[Work instructions] For every record beneath this instruction, give an exact repetition, omitting images.

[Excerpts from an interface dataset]
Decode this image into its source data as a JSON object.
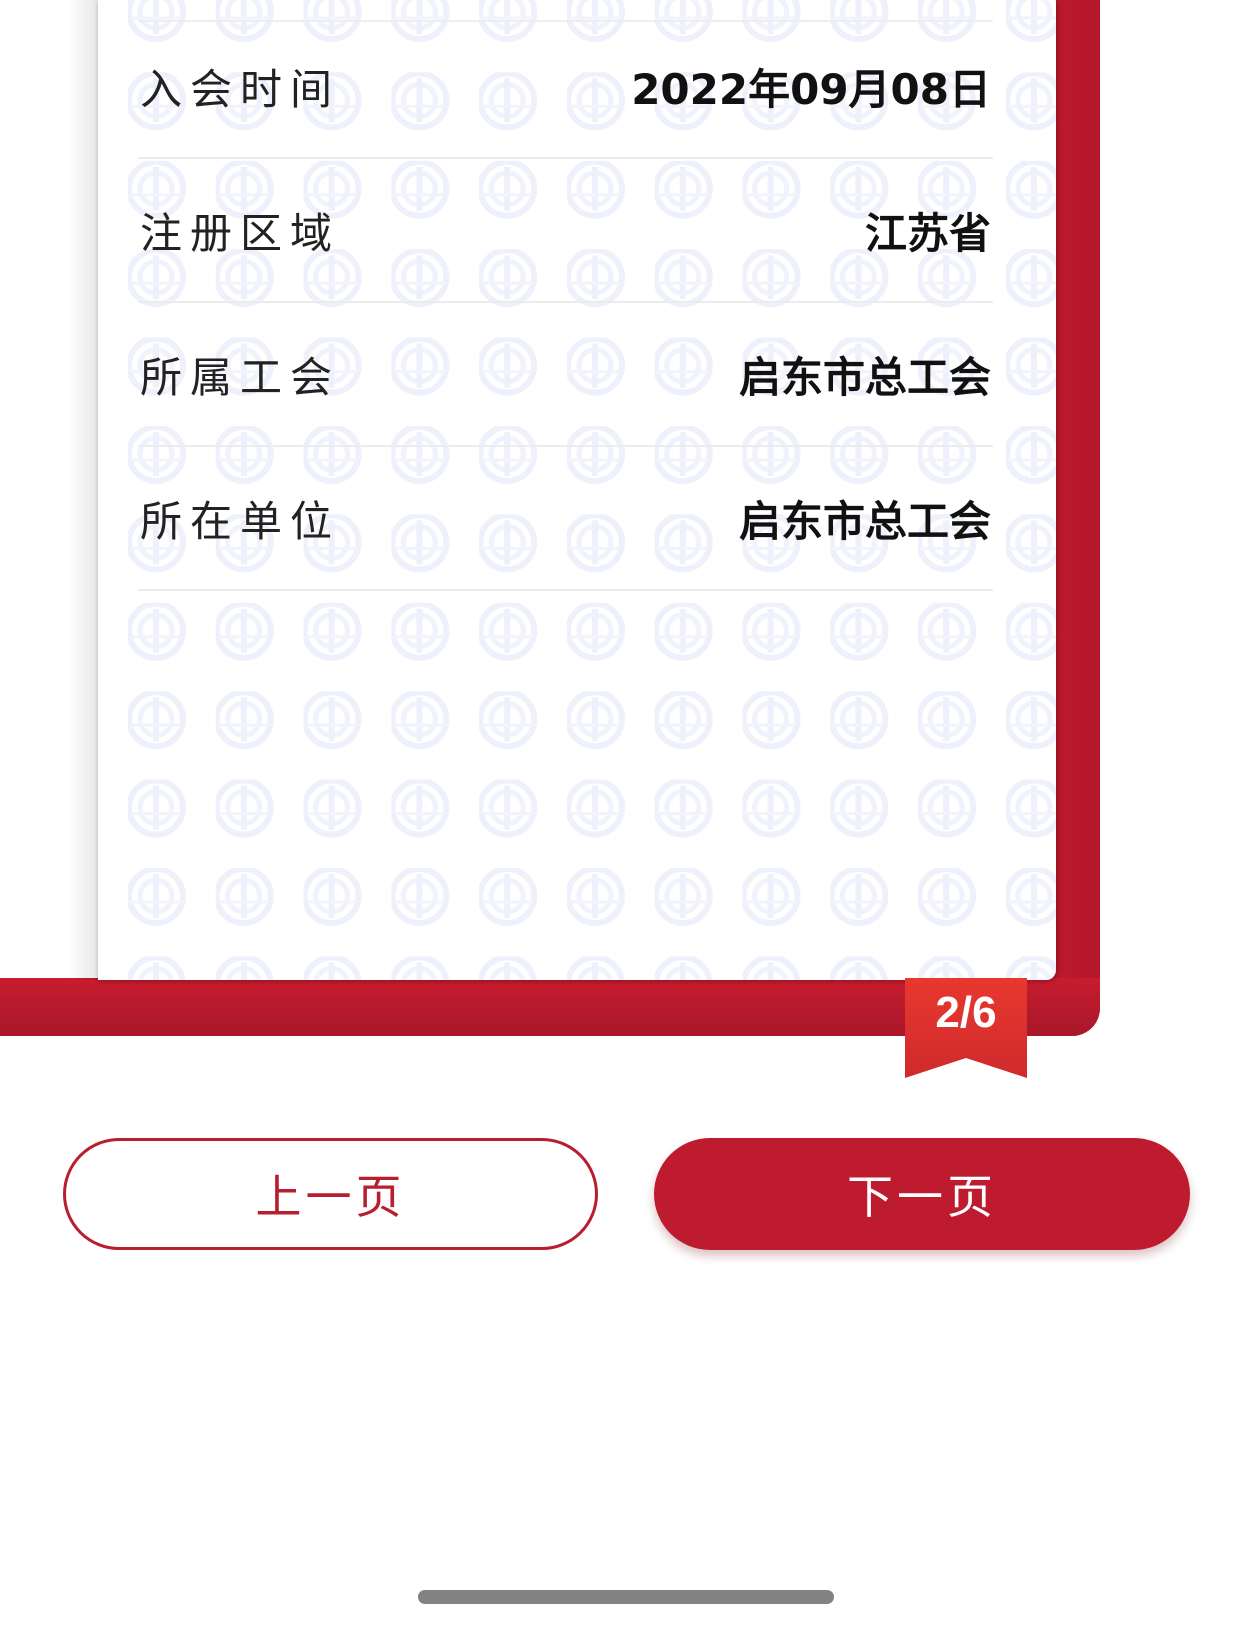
{
  "card": {
    "rows": [
      {
        "label": "入会时间",
        "value": "2022年09月08日"
      },
      {
        "label": "注册区域",
        "value": "江苏省"
      },
      {
        "label": "所属工会",
        "value": "启东市总工会"
      },
      {
        "label": "所在单位",
        "value": "启东市总工会"
      }
    ]
  },
  "pager": {
    "indicator": "2/6",
    "prev_label": "上一页",
    "next_label": "下一页"
  },
  "colors": {
    "brand_red": "#be1b2f",
    "badge_red": "#e0302f",
    "watermark_blue": "#eef0fb"
  },
  "icons": {
    "watermark": "union-emblem-icon"
  }
}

[Completed exercise]
Decode this image into its source data as a JSON object.
{
  "card": {
    "rows": [
      {
        "label": "入会时间",
        "value": "2022年09月08日"
      },
      {
        "label": "注册区域",
        "value": "江苏省"
      },
      {
        "label": "所属工会",
        "value": "启东市总工会"
      },
      {
        "label": "所在单位",
        "value": "启东市总工会"
      }
    ]
  },
  "pager": {
    "indicator": "2/6",
    "prev_label": "上一页",
    "next_label": "下一页"
  },
  "colors": {
    "brand_red": "#be1b2f",
    "badge_red": "#e0302f",
    "watermark_blue": "#eef0fb"
  },
  "icons": {
    "watermark": "union-emblem-icon"
  }
}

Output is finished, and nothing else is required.